I remember liking a boy in school. We talked at school, but for some reason, they didn't seem to be quite enough. I added him on Snapchat and it was only then that I truly felt we had gotten close to one another. As I watched sadly when a relationship blossomed between him and another girl, I questioned my friends why I literally never saw them talk.
"They talk on Snapchat." She informed me. I was baffled. I felt like I had received some sort of punch to the gut.
They talk on Snapchat? What could this possibly even mean? What happened to using the vocal cords you were blessed with to express what you wanted to say?
Now don't get me wrong. I, myself, often times will send a text instead of expressing my emotions or having a confrontation in person because it is simply a lot easier. However, I realize this as a flaw within myself. I need to be more comfortable expressing myself verbally instead of hiding behind a screen.
However, it seems that our form of communication has deeply shifted. I have found myself becoming one of millions of people who would prefer to speak over a screen than in real life.
This does not mean that I constantly hassle people who use social media and chastise them as most elderly people do to millennials. I believe the internet has supplied us with an abundance of helpful resources.
However, I think like any useful tool, such powers might have been abused. I have wondered if I should just text people instead of having a conversation with them in person and at times, I find myself unable to decide what to say when I do actually come in contact with them as almost all my thoughts have been typed out already.
I do not think the upward spiral of depressed and lonely teens has all to do with our new era of communication. I think that there's the homework gap where the generations before us experienced a much lighter load of work thrown upon them. I also think that we have a whole new basket of fears regarding recurring school shootings and gun violence. There was always horrors going on in the world, but I think now we are able to capture that horror and share it with the world.
I have always wondered what social media would have had to say during World War I or World War II. I'm sure there would be an abundance of criticizers, riots, as well as meme pages making a mockery of the entire incident. We, as a people, like to make light of important things very often. It is a coping mechanism I think my generation has adopted.

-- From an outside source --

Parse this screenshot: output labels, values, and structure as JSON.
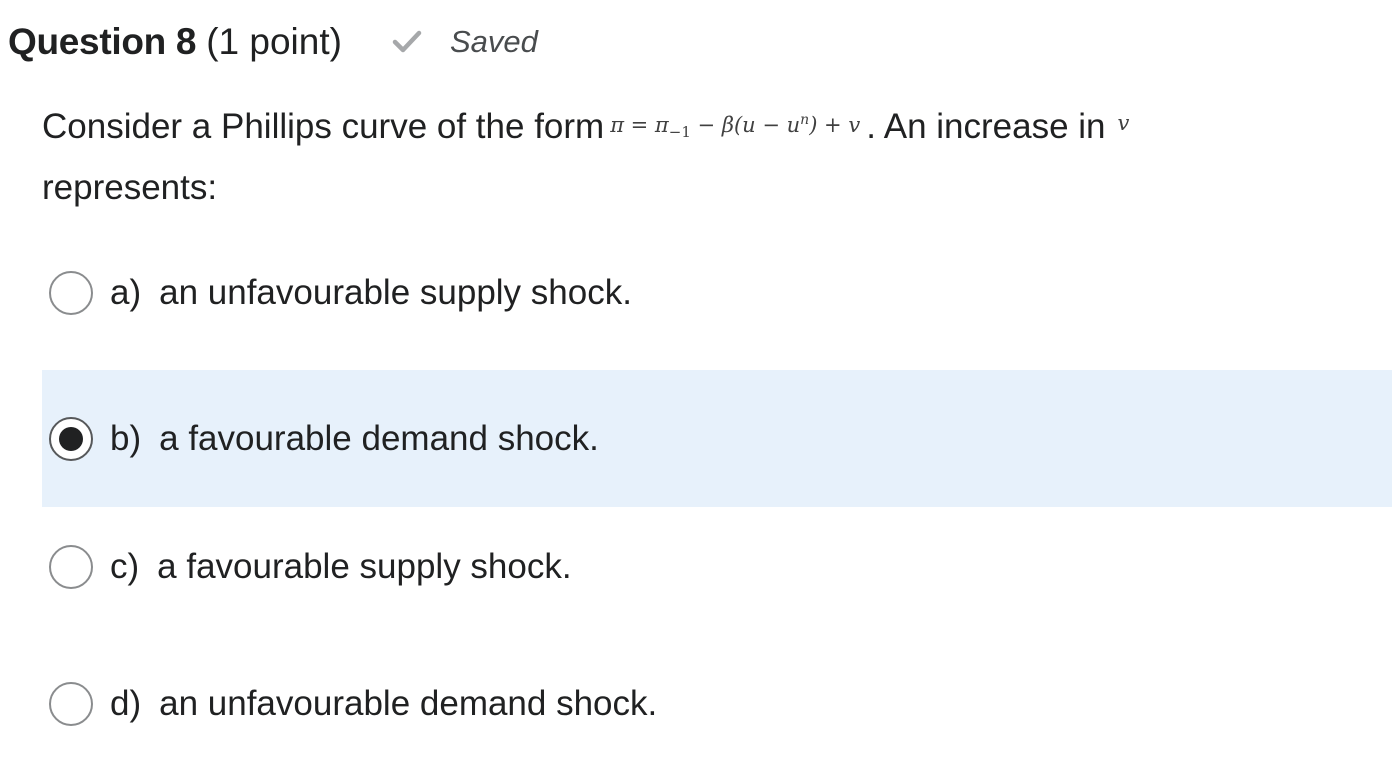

On the night of the election, as I felt my heart sink within me, crying for hours upon hours, going to school late the next day, I scrolled through a bunch of stale jokes, memes, and other things making a gross mockery of a horrible saddening situation. I think, perhaps, this is why there is such a deep divide between millennials and the older generation.

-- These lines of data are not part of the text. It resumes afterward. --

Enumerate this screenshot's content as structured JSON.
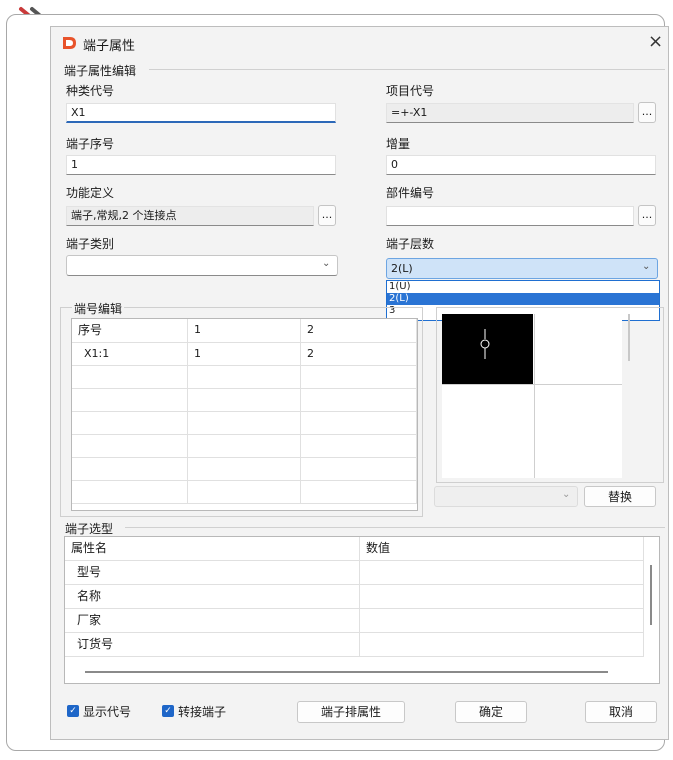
{
  "window": {
    "title": "端子属性",
    "close_icon": "×"
  },
  "edit_group": {
    "label": "端子属性编辑"
  },
  "fields": {
    "type_code": {
      "label": "种类代号",
      "value": "X1"
    },
    "project_code": {
      "label": "项目代号",
      "value": "=+-X1"
    },
    "terminal_number": {
      "label": "端子序号",
      "value": "1"
    },
    "increment": {
      "label": "增量",
      "value": "0"
    },
    "function_def": {
      "label": "功能定义",
      "value": "端子,常规,2 个连接点"
    },
    "part_number": {
      "label": "部件编号",
      "value": ""
    },
    "terminal_category": {
      "label": "端子类别",
      "value": ""
    },
    "terminal_layers": {
      "label": "端子层数",
      "value": "2(L)",
      "options": [
        "1(U)",
        "2(L)",
        "3"
      ],
      "selected_index": 1
    }
  },
  "ellipsis_label": "...",
  "port_group": {
    "label": "端号编辑",
    "header": [
      "序号",
      "1",
      "2"
    ],
    "rows": [
      [
        "X1:1",
        "1",
        "2"
      ]
    ]
  },
  "replace_button": "替换",
  "selection_group": {
    "label": "端子选型",
    "col_name": "属性名",
    "col_value": "数值",
    "rows": [
      "型号",
      "名称",
      "厂家",
      "订货号"
    ]
  },
  "footer": {
    "show_code": {
      "label": "显示代号",
      "checked": true
    },
    "jumper_terminal": {
      "label": "转接端子",
      "checked": true
    },
    "sort_props_button": "端子排属性",
    "ok_button": "确定",
    "cancel_button": "取消"
  },
  "colors": {
    "accent": "#2a74d4",
    "logo": "#e8532b",
    "preview_bg": "#000000"
  }
}
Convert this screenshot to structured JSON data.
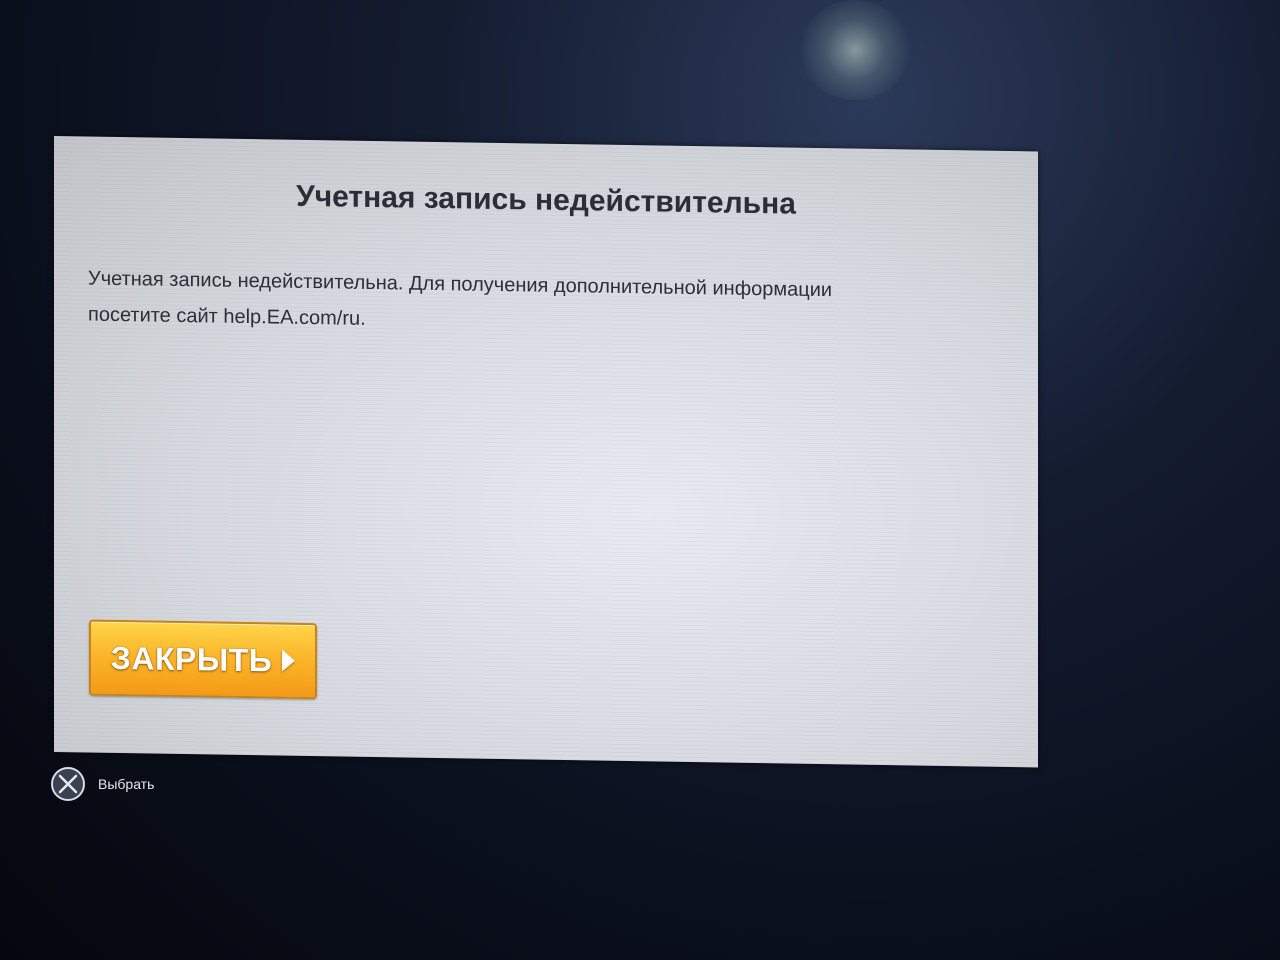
{
  "dialog": {
    "title": "Учетная запись недействительна",
    "message_line1": "Учетная запись недействительна. Для получения дополнительной информации",
    "message_line2": "посетите сайт help.EA.com/ru.",
    "close_label": "ЗАКРЫТЬ",
    "close_icon": "arrow-right-icon",
    "accent_color": "#f7a521"
  },
  "controls_hint": {
    "button_icon": "cross-button-icon",
    "label": "Выбрать"
  }
}
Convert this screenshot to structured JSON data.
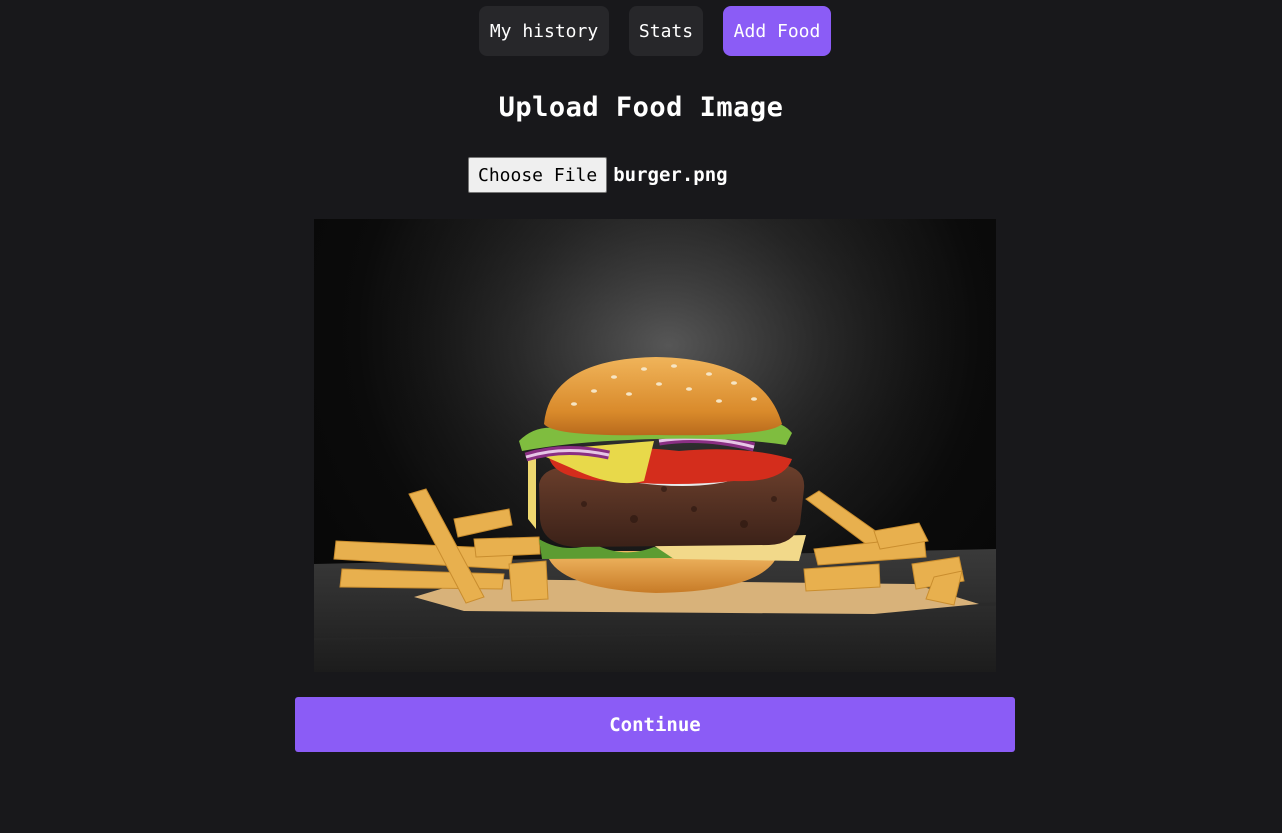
{
  "nav": {
    "items": [
      {
        "label": "My history"
      },
      {
        "label": "Stats"
      },
      {
        "label": "Add Food",
        "active": true
      }
    ]
  },
  "upload": {
    "title": "Upload Food Image",
    "choose_label": "Choose File",
    "file_name": "burger.png"
  },
  "preview": {
    "subject": "burger-with-fries-photo"
  },
  "actions": {
    "continue_label": "Continue"
  },
  "colors": {
    "background": "#18181b",
    "nav_button": "#27272a",
    "accent": "#8b5cf6"
  }
}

The world has changed so drastically so quickly. There's online dating, apps that bring you food, our phones talk to us now, we communication with touches of a button as opposed to the vocal boxes that are within us. Life is different and with those changes have come pretty drastic adjustments.
I find myself sad a lot. I feel very alone through the hollow surroundings of the screen. Although there are times where all I want to do is be in my bed, typing up stories or watching my favorite YouTubers I find that sometimes the screen brings a sort of loneliness that I have lived with for a while and truthfully can't imagine living without.
The world is a huge place but the virtual reality we have created makes it feel a little smaller.
What you do with this information is your choice.
That choice could determine your destiny.